Saturday, May 12, 2012

TNF100 - An Unusual Leadup

It’s fair to say that I’ve had to take a less than orthodox approach to TNF100 this year. It was always going to be a tough ask having my three ‘A’ races of the year all within three months of each other. The cancellation of 6 Foot Track meant a much more focused and uninterrupted lead up to the 100k World Championship, and the result there was very pleasing. Backing up for TNF100 was always going to be the toughest transition, but I’m happy to say that the body has pulled up remarkably well and I feel ready to have a real shot next Saturday.

TNF100 will be exactly one month after the World Champs race. In that time I’ve tried to recover and freshen up but at the same time keep the fitness and strength needed for what is one of the toughest trail ultras in Australia. So my training has been mostly a mix of trail and road, flat and hills, but without doing anything longer than 30km. I just don’t think I need to, nor do I want to put my already fatigued legs under any unnecessary stress you get from long runs. In the last couple of weeks I’ve done a few hard tempo runs and upped the interval training in an attempt to get some higher cadence back in the legs and quicken up my cruising pace.

I believe in my endurance base and I know I have the stamina to go the 100km, but I am a little worried about the fatigue factor of the hard training leading to, and the race, three weeks ago. If it was to go pear shaped and the fatigue did catch up with me, it would be late in the race, probably around the Kedumba Pass part of the race; where I believe the race will be won or perhaps lost. It really should be the aim of all the athletes who fancy themselves for outright honours to run the entirety of the distance (perhaps taking out the Iron Pot section that is pretty much a scramble), but definitely all of Kedumba.  It will take a smart race strategy to achieve my sub 10h goal, but the more ultra running I do the more I am learning and finding the goals achievable.

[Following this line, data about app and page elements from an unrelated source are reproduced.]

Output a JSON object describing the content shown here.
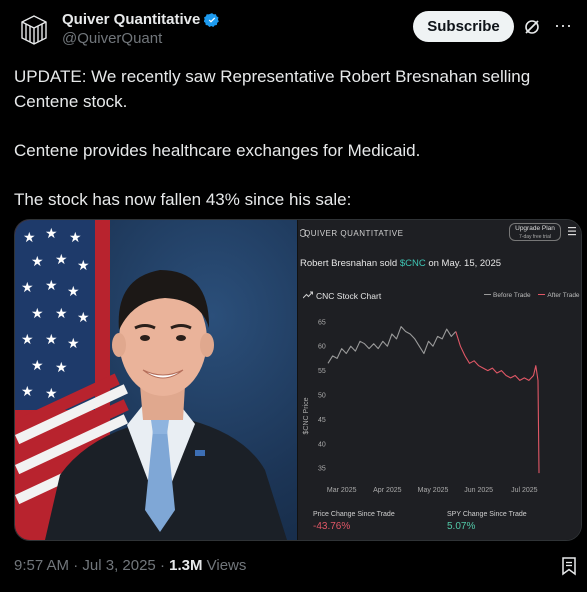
{
  "account": {
    "display_name": "Quiver Quantitative",
    "handle": "@QuiverQuant",
    "verified": true
  },
  "actions": {
    "subscribe_label": "Subscribe",
    "grok_icon": "grok-slash-icon",
    "more_icon": "more-horizontal-icon"
  },
  "tweet": {
    "paragraphs": [
      "UPDATE: We recently saw Representative Robert Bresnahan selling Centene stock.",
      "Centene provides healthcare exchanges for Medicaid.",
      "The stock has now fallen 43% since his sale:"
    ]
  },
  "chart_panel": {
    "brand": "QUIVER QUANTITATIVE",
    "upgrade_label": "Upgrade Plan",
    "upgrade_sub": "7-day free trial",
    "sold_prefix": "Robert Bresnahan sold ",
    "sold_ticker": "$CNC",
    "sold_suffix": " on May. 15, 2025",
    "chart_title": "CNC Stock Chart",
    "legend_before": "Before Trade",
    "legend_after": "After Trade",
    "price_change_label": "Price Change Since Trade",
    "price_change_value": "-43.76%",
    "spy_change_label": "SPY Change Since Trade",
    "spy_change_value": "5.07%"
  },
  "chart_data": {
    "type": "line",
    "title": "CNC Stock Chart",
    "xlabel": "",
    "ylabel": "$CNC Price",
    "ylim": [
      33,
      67
    ],
    "yticks": [
      35,
      40,
      45,
      50,
      55,
      60,
      65
    ],
    "xticks": [
      "Mar 2025",
      "Apr 2025",
      "May 2025",
      "Jun 2025",
      "Jul 2025"
    ],
    "x_range": [
      0,
      5.3
    ],
    "xtick_positions": [
      0.3,
      1.3,
      2.3,
      3.3,
      4.3
    ],
    "series": [
      {
        "name": "Before Trade",
        "color": "#9a9a9a",
        "x": [
          0,
          0.1,
          0.2,
          0.3,
          0.4,
          0.5,
          0.6,
          0.7,
          0.8,
          0.9,
          1.0,
          1.1,
          1.2,
          1.3,
          1.4,
          1.5,
          1.6,
          1.7,
          1.8,
          1.9,
          2.0,
          2.1,
          2.2,
          2.3,
          2.4,
          2.5,
          2.6,
          2.7,
          2.8
        ],
        "y": [
          56.5,
          58,
          57.5,
          59.5,
          58.5,
          60,
          59,
          61,
          60.5,
          59.5,
          60.5,
          59.5,
          61,
          60,
          62.5,
          61.5,
          64,
          63,
          62.5,
          61.5,
          60,
          58.5,
          61,
          60,
          62,
          61.5,
          63.5,
          62,
          63
        ]
      },
      {
        "name": "After Trade",
        "color": "#e05766",
        "x": [
          2.8,
          2.9,
          3.0,
          3.1,
          3.2,
          3.3,
          3.4,
          3.5,
          3.6,
          3.7,
          3.8,
          3.9,
          4.0,
          4.1,
          4.2,
          4.3,
          4.4,
          4.5,
          4.55,
          4.6,
          4.62
        ],
        "y": [
          63,
          60,
          58,
          56.5,
          57,
          56,
          55.5,
          55,
          55.5,
          54.5,
          55,
          54,
          53.5,
          54,
          53,
          53.5,
          53,
          54,
          56,
          53,
          34
        ]
      }
    ],
    "legend": "top-right",
    "grid": false
  },
  "footer": {
    "time": "9:57 AM",
    "separator": " · ",
    "date": "Jul 3, 2025",
    "views_count": "1.3M",
    "views_label": " Views"
  }
}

There has been a lot of talk about the quality of the men’s field this year, and I have to agree that it is probably one of the strongest fields assembled for a trail ultra. There is no doubt that the internationals like Jez Bragg, Ryan Sandes, Grant Guise and Varjin Armstrong will push the Aussies to new levels and this is why, I for one, am absolutely thrilled that these quality athletes are embracing our races. It can only be great for the local scene and future progress of our sport and development of Aussie athletes.

The Fern Gully section, just after the torturous Nellies Glen, is one of my
favourite parts of The North Face course
Saying this, what my experience over the years has taught me, especially when racing overseas, is that the standards of the top end athletes in Australia are no different to those in the other strong running nations. Yes, we don’t have the depth of some of the countries, but we can mix it with the big guns as good as anyone else. The other great advantage we have, especially those based up here in the Blue Mts, is of course the home ground advantage. It is a tough, tricky course and pacing your run, timing your nutrition and reading the conditions are going to be key factors on the day, and I’m not just talking about a little 1% here, it will be a more than that.

So what about the Aussie men this year? Andy Lee, Mick Donges, Damon Goerke, Andrew Tuckey, Ben Artup, Tim Cochrane all have impressive trail wins to their names over long careers. But there are many more nipping at the heels that are ready and roaring to step up and have a crack. My good mate Clarke McClymont has been in cracking form of late and the boys at ultra168 have named a few of their own dark horses here too.

One guy that has been mentioned to me from both Mick and Clarke is Chris Wight from Victoria. He’s been carving it up of late, and apparently Mick and Clarke got to see him demolish the mountains of the recent 3 Peaks race in Tasmania. He was also part of the successful Sub 10h Melbourne Trailwalker Team. At least I know there will be one other runner backing up so soon too! In the ladies, I really do think Shona Stephenson has prepared herself smartly for a massive run this year. I think in the last six months or so she has leapfrogged some of the other leading ladies and will be right up battling for line honours with seasoned campaigner and deserved pre race favourite and reigning champ Julie Quinn.

Whichever way it goes, it’s going to take good all round runners to feature near the pointy end. It’s just not enough to be a great climber, technical runner or road runner. This race has it a bit of everything. I wish all competitors a great and safe race and see you all at the start line!